Semi-truck crash leaves Georgia motorist in critical condition

Representing Atlanta, Savannah, Columbus, Decatur, Augusta & nearby areas of Georgia

 

No motorist enjoys heavy traffic, but people living in and around Atlanta know this better than most. Rush hour traffic is normally dense and hectic in the metro area, but add a semi-truck accident to the mix and the result can be serious injury or death and a monstrous traffic jam.

Recently the westbound lanes of a Georgia highway were closed after a serious truck accident sent one motorist to the hospital. An eastbound semi-truck was turning left onto a local road at the intersection when a westbound car collided into the rear of the tractor-trailer. The car ended up wedged under the trailer.

The local fire and rescue squad raised the trailer off the ground with airbags and timbers in order to dislodge the car. The driver, reportedly in critical condition, had to be cut out of the car and was transported to a nearby hospital.

Because there are many possible factors that can cause a semi-truck accident, it's important that victims of such accidents make sure the details of the incident are closely investigated. They can launch an independent inquiry into whether the truck driver was at fault. Some of the things that help determine fault include whether the truck driver was speeding or tailgating, whether the truck was properly maintained or if the driver was fatigued or distracted.

Tractor-trailer trucks are heavier and bigger than most other vehicles on the road. This simple fact is the reason why semi-truck accidents result in serious and oftentimes devastating injuries. If this happens, it's important that accident victims receive necessary compensation to help cover medical expenses, lost wages and any other costs associated with the accident. Seeking the right advice can help Atlanta-based accident victims understand their rights and responsibilities.

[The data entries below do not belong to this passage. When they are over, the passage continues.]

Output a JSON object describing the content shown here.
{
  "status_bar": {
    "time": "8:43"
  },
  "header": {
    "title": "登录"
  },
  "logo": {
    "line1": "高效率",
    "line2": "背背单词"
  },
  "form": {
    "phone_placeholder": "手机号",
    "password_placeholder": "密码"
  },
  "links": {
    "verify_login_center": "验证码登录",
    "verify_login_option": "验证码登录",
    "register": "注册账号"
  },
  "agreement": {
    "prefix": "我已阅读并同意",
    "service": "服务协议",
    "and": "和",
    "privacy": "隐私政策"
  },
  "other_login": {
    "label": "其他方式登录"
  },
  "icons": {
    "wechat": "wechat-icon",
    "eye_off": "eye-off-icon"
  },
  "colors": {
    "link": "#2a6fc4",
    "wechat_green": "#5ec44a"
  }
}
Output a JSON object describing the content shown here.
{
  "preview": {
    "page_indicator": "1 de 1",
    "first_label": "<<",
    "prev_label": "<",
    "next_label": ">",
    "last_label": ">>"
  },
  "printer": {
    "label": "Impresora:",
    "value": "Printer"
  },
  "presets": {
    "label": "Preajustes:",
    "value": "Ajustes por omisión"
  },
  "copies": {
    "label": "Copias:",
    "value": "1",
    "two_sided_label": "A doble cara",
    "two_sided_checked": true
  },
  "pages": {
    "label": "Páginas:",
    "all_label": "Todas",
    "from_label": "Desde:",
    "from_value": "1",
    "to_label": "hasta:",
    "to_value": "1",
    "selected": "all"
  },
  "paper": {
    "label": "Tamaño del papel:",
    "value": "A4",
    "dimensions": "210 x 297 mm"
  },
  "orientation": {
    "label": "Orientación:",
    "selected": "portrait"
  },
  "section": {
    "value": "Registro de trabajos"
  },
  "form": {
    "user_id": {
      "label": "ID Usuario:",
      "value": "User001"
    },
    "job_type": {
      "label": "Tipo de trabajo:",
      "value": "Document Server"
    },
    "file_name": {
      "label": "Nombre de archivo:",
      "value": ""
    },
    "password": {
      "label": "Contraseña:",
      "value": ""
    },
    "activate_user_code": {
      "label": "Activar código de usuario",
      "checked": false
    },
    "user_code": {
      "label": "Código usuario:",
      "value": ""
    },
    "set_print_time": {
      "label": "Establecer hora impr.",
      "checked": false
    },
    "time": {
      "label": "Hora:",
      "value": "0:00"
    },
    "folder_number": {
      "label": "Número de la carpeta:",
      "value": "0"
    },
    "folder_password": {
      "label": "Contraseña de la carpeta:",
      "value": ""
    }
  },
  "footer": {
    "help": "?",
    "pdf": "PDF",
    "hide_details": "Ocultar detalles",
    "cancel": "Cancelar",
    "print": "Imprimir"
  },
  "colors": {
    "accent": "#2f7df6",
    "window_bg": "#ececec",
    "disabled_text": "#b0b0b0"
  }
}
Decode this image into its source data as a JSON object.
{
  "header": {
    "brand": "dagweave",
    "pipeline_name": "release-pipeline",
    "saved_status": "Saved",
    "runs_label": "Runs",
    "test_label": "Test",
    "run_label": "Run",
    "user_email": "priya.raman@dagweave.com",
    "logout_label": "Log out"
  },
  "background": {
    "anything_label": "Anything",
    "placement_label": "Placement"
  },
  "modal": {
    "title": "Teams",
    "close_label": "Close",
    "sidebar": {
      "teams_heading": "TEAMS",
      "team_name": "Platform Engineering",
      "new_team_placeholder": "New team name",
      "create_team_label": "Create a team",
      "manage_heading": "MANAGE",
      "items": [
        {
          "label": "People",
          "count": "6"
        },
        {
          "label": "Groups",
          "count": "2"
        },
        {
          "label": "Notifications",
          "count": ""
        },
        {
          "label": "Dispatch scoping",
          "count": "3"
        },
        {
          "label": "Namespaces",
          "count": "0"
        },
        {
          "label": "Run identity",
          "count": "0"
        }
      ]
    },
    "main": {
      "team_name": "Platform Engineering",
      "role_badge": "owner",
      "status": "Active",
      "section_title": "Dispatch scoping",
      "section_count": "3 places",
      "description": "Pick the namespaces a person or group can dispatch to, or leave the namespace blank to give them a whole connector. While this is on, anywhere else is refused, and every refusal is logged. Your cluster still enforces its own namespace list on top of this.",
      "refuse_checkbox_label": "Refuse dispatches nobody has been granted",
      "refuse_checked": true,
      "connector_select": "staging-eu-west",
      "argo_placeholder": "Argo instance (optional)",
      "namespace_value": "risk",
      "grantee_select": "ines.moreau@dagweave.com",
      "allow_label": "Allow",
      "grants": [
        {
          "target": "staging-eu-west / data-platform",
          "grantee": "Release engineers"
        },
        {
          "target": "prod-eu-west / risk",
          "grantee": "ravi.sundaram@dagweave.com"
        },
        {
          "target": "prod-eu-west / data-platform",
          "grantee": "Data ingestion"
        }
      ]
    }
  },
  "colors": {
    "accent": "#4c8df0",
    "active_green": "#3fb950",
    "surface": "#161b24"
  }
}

Source: The Atlanta Journal-Constitution, "Injury crash shuts down 316 in Gwinnett," Mike Morris and John Spink, Sep. 27, 2012